For Robert Adams, interim Lincoln city manager, all roads seem to lead to Lincoln.
A resident of the Park City, Utah area, Adams lives one town over from Heber City, where former Lincoln City Manager Matt Brower now works. And he and former Lincoln interim City Manager Bill Zenoni share a hometown in El Cerrito. Adams was even part of a wedding party a few years ago for a ceremony that took place in Lincoln.
“It’s a weird coincidence,” Adams said. “It’s a small world.”
Although Adams has been on the job for only a week, he expressed confidence in his ability to address the city’s needs and a perspective honed by nearly 40 years of working for cities.

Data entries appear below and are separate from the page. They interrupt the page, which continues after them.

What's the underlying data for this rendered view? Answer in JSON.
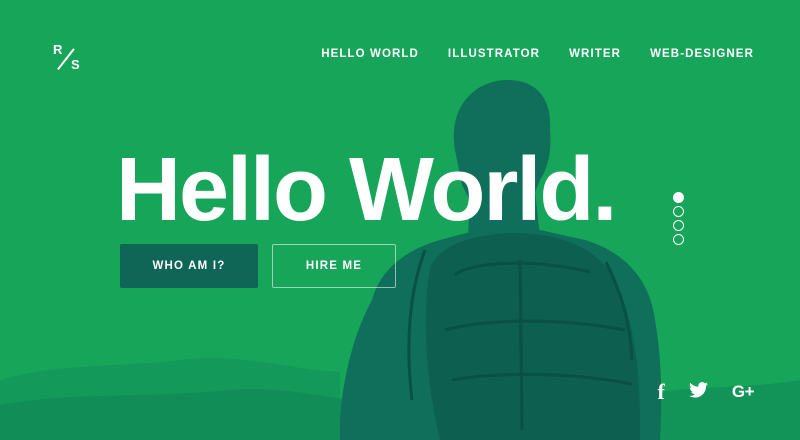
{
  "colors": {
    "background": "#17a55a",
    "silhouette": "#0f6f5a",
    "primary_button": "#0f6657",
    "text": "#ffffff"
  },
  "logo": {
    "line1": "R",
    "line2": "S"
  },
  "nav": {
    "items": [
      {
        "label": "HELLO WORLD"
      },
      {
        "label": "ILLUSTRATOR"
      },
      {
        "label": "WRITER"
      },
      {
        "label": "WEB-DESIGNER"
      }
    ]
  },
  "hero": {
    "title": "Hello World.",
    "primary_button": "WHO AM I?",
    "secondary_button": "HIRE ME"
  },
  "slider": {
    "count": 4,
    "active_index": 0
  },
  "social": {
    "facebook": "f",
    "google_plus": "G+",
    "icons": [
      "facebook-icon",
      "twitter-icon",
      "google-plus-icon"
    ]
  }
}
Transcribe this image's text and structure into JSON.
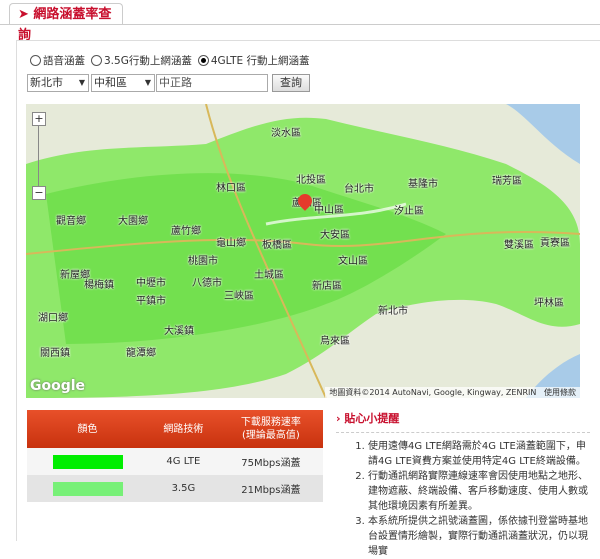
{
  "tab": {
    "title": "網路涵蓋率查詢",
    "icon": "arrow-right-icon"
  },
  "radios": [
    {
      "label": "語音涵蓋",
      "checked": false
    },
    {
      "label": "3.5G行動上網涵蓋",
      "checked": false
    },
    {
      "label": "4GLTE 行動上網涵蓋",
      "checked": true
    }
  ],
  "city": "新北市",
  "district": "中和區",
  "road": "中正路",
  "search_label": "查詢",
  "map": {
    "zoom_in": "+",
    "zoom_out": "−",
    "logo": "Google",
    "attribution": "地圖資料©2014 AutoNavi, Google, Kingway, ZENRIN",
    "terms": "使用條款",
    "labels": [
      "淡水區",
      "北投區",
      "林口區",
      "蘆洲區",
      "台北市",
      "基隆市",
      "瑞芳區",
      "中山區",
      "汐止區",
      "觀音鄉",
      "大園鄉",
      "蘆竹鄉",
      "龜山鄉",
      "板橋區",
      "大安區",
      "雙溪區",
      "貢寮區",
      "新屋鄉",
      "中壢市",
      "桃園市",
      "八德市",
      "土城區",
      "文山區",
      "新店區",
      "楊梅鎮",
      "平鎮市",
      "三峽區",
      "坪林區",
      "新北市",
      "湖口鄉",
      "大溪鎮",
      "烏來區",
      "龍潭鄉",
      "關西鎮"
    ]
  },
  "legend": {
    "headers": [
      "顏色",
      "網路技術",
      "下載服務速率\n(理論最高值)"
    ],
    "rows": [
      {
        "color": "#00ee00",
        "tech": "4G LTE",
        "speed": "75Mbps涵蓋"
      },
      {
        "color": "#77f077",
        "tech": "3.5G",
        "speed": "21Mbps涵蓋"
      }
    ]
  },
  "tips": {
    "title": "貼心小提醒",
    "items": [
      "使用遠傳4G LTE網路需於4G LTE涵蓋範圍下，申請4G LTE資費方案並使用特定4G LTE終端設備。",
      "行動通訊網路實際連線速率會因使用地點之地形、建物遮蔽、終端設備、客戶移動速度、使用人數或其他環境因素有所差異。",
      "本系統所提供之訊號涵蓋圖，係依據刊登當時基地台設置情形繪製，實際行動通訊涵蓋狀況，仍以現場實"
    ]
  }
}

He replaces Brower while a permanent city manager is recruited.
Included among the cities Adams has worked for as an interim city manager are Vallejo and Desert Hot Springs, two communities that were facing financial difficulties at the time he stepped in. Adams said he believes in transparency.
“I think Lincoln is closer to a well-managed city. There are few problems here,” Adams said Tuesday. “The public’s business needs to be done in public. At this point, I want to do what’s right in my career and not worry about repercussions. This is pure management for me.”

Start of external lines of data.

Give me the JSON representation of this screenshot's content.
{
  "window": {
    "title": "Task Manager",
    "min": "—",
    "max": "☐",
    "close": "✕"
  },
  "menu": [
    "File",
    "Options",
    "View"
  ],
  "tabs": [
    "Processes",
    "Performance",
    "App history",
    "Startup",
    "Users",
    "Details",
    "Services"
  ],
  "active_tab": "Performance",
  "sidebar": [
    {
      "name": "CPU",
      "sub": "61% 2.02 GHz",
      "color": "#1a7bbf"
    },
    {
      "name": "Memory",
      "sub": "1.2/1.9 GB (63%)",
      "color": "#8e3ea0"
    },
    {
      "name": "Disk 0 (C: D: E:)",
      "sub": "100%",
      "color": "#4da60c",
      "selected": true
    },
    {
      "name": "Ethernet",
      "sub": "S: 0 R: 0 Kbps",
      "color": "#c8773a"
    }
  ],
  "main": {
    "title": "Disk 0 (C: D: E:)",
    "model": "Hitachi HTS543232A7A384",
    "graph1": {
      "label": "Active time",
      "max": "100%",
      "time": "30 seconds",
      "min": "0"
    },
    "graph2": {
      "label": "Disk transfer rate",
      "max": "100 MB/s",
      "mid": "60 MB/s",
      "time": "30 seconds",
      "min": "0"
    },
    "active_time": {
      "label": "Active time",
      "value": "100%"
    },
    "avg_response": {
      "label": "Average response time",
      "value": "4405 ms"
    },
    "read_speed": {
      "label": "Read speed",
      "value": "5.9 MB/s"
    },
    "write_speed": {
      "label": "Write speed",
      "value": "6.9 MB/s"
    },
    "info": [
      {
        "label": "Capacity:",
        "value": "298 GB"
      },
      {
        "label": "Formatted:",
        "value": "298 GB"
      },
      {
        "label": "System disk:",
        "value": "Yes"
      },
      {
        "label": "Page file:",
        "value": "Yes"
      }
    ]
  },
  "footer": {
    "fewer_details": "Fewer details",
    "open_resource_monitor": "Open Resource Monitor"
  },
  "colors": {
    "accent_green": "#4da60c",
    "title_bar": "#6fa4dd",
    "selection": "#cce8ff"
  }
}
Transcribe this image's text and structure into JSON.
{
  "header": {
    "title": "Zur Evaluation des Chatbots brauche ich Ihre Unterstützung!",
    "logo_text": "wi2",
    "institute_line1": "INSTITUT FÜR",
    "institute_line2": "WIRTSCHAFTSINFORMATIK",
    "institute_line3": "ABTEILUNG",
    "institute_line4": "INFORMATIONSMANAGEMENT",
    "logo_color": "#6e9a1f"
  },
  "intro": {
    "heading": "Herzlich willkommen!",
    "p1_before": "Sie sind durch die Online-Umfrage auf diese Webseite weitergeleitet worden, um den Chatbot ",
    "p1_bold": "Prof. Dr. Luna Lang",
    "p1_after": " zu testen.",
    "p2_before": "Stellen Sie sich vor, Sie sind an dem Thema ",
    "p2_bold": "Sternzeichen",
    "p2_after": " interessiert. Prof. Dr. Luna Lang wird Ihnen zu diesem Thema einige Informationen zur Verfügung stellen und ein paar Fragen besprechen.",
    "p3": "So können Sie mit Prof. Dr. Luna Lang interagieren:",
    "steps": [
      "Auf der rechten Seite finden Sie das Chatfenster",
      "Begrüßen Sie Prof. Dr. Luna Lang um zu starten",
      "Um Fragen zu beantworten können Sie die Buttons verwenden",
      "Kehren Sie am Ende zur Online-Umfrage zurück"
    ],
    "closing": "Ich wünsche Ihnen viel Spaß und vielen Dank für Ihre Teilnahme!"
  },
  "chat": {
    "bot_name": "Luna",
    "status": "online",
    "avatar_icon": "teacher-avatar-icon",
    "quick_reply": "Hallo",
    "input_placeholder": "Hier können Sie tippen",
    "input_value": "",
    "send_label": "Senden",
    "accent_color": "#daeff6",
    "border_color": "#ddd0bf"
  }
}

Adams said one of the first items he may do is reduce the number of staff meetings.
“The staff has a handle on what they have to do,” Adams said. “We’re short-staffed so internal meetings may be distracting staff from getting work done. I expect less standing meetings with staff and there should be a reduction on the total number of meetings. There needs to be more efficiency in getting things done. We’re languishing somewhat.”

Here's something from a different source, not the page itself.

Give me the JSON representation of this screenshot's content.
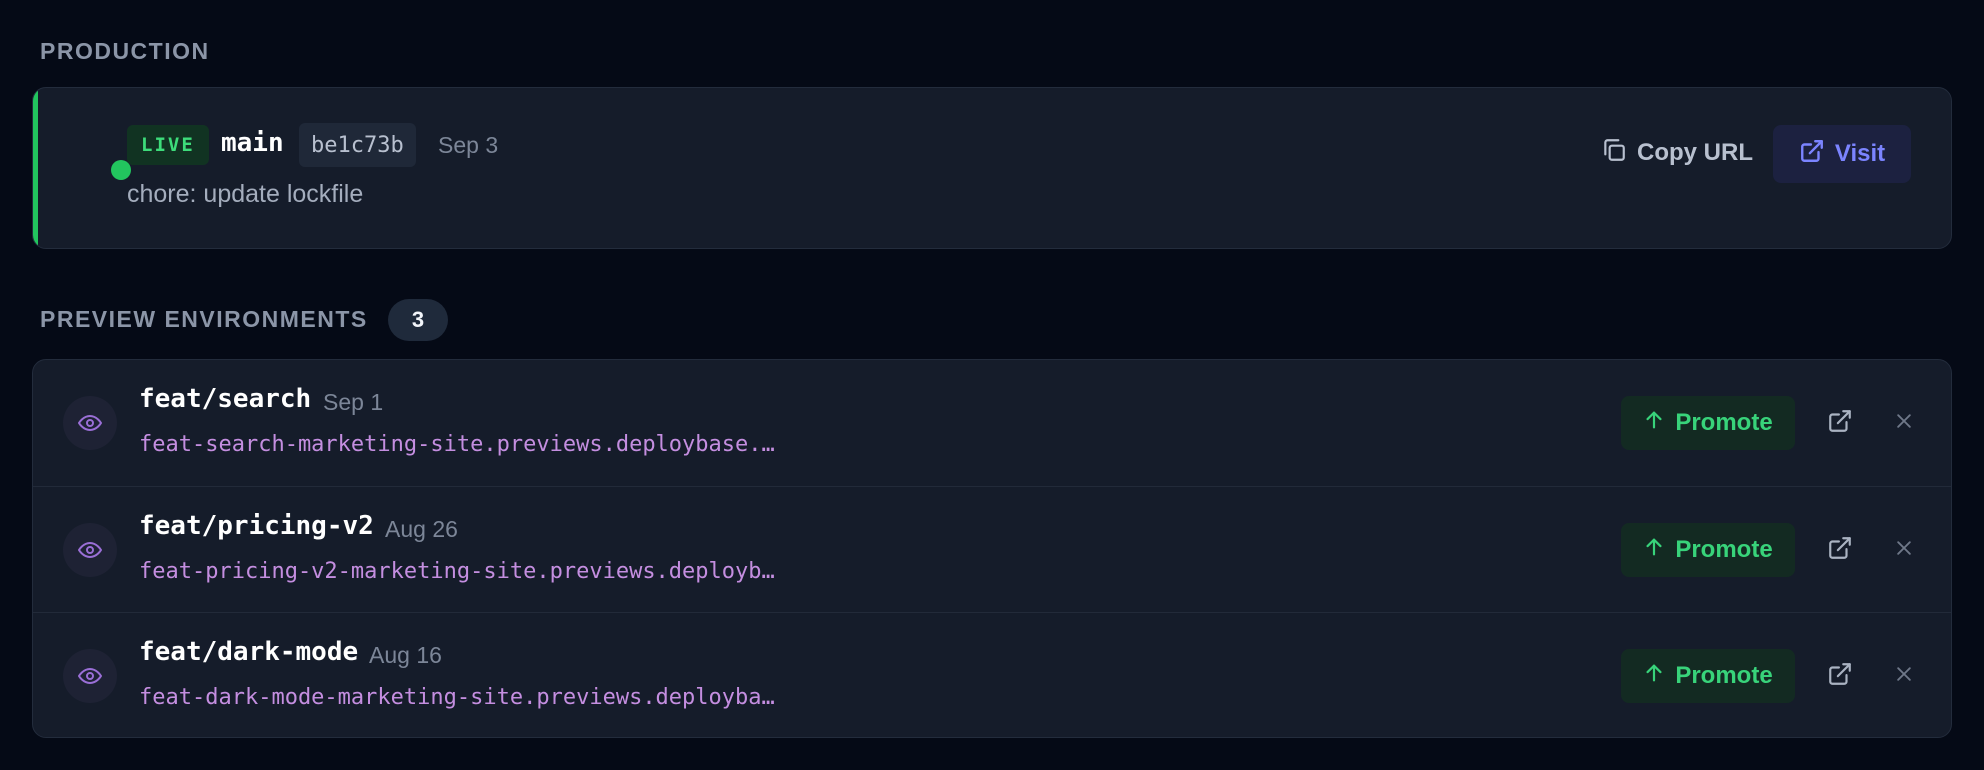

The city’s finance department, or Support Services, has the most on its plate of the departments, according to Adams.
“A lot of studies need to come out of the finance department and they need to get the auditors information in a timely fashion,” Adams said. “Also, they have the year-end closing. That’s quite a job and it seems like there’s more and more government regulations. They may have got it out late in the past and I don’t want that to happen.”
Adams said he is looking at everything and “nothing is hands off.” Areas that need evaluation, Adams said, include the city’s public relations, the community development department and the city’s financial situation.
“We need to keep the ball rolling on anything rate-related. I know where the problems are because the city is so well-run,” Adams said. “Economic development is at the forefront, we need to retain businesses, and we need to keep the financial studies going. Sales tax is key. We don’t want to lose traction while waiting for a new city manager to come on board. We have to make sure the development community is served but not bend over backwards for them.”
“We’re moving things forward and not holding back,” Adams added. “We don’t want to lose momentum or other cities will pick up if we do. It’s not a competition but you don’t want to make it a gift.”
Lincoln Mayor Stan Nader called Adams “very engaged and a breath of fresh air.”
“He doesn’t overwhelm you with his presence but he doesn’t hesitate to contribute,” Nader said. “He made a quick and accurate assessment of staff and is doing exactly what we asked him to do. I am very impressed so far.”
Adams grew up in the Bay Area community of El Cerrito and attended the University of California at Berkeley. He has worked his whole career in California as a city manager, interim city manager or department head.
Adams worked as the city manager of Dinuba, Calif. for seven years; Lafayette for eight years; and Manteca for 12 years before retiring and traveling the state to several interim city manager jobs. He has a Bachelor of Arts degree from Berkeley and a Masters of Public Administration from Brigham Young University.